Wednesday, January 25, 2012
Is Arithmetic Return Bias Basis of Low Vol Anomaly?
I created an index of the highest beta stocks from 1962 to present. Every 6 months I took those 100 highest beta stocks, excluding the lowest 20% in market cap (to get rid of dumb stocks you can't trade). The results are in the chart above, and summary data are as follows:
The top line, "AnnReturn", is the arithmetic return, and here the monthly returns for the high beta stocks are about 0.14% higher than the S&P500, which when multiplied by 12 is a 1.7% difference. But looking at the chart which shows a total return chart, and the geometric annualized return, we see a very different picture, with the high beta stocks underperforming by 3.5% annually.
The basis for this is the difference between geometric and arithmetic returns, which is
Geometric Return =Arithmetic Return - Variance/2
Thus, the differential annualized variance (in this case, 12% vs. 2%), generates the differential annualized return. Interestingly, the return rankings for these data are different depending on the horizon!
Mutual funds and individual investor holding horizons average about 1 year, and I think that's a good assumption for an investment horizon. It seems that 1 year would be the obvious horizon to apply data against, but the problem is there is so little of it. There's like twelve times as much monthly data!
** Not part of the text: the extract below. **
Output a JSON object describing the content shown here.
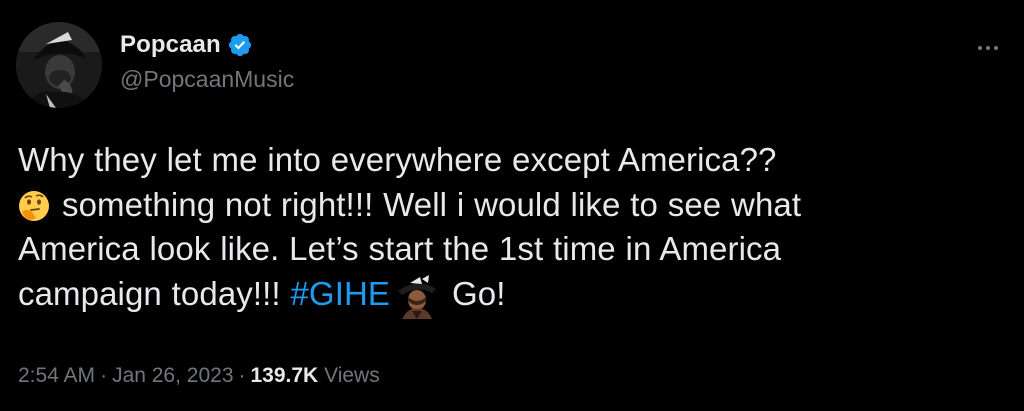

A simple fix would be to use log returns, but this doesn't always happen, and I think those who still find the Security Market Line to have a positive slope in general are looking at monthly percent return data, and this is why they see what they do.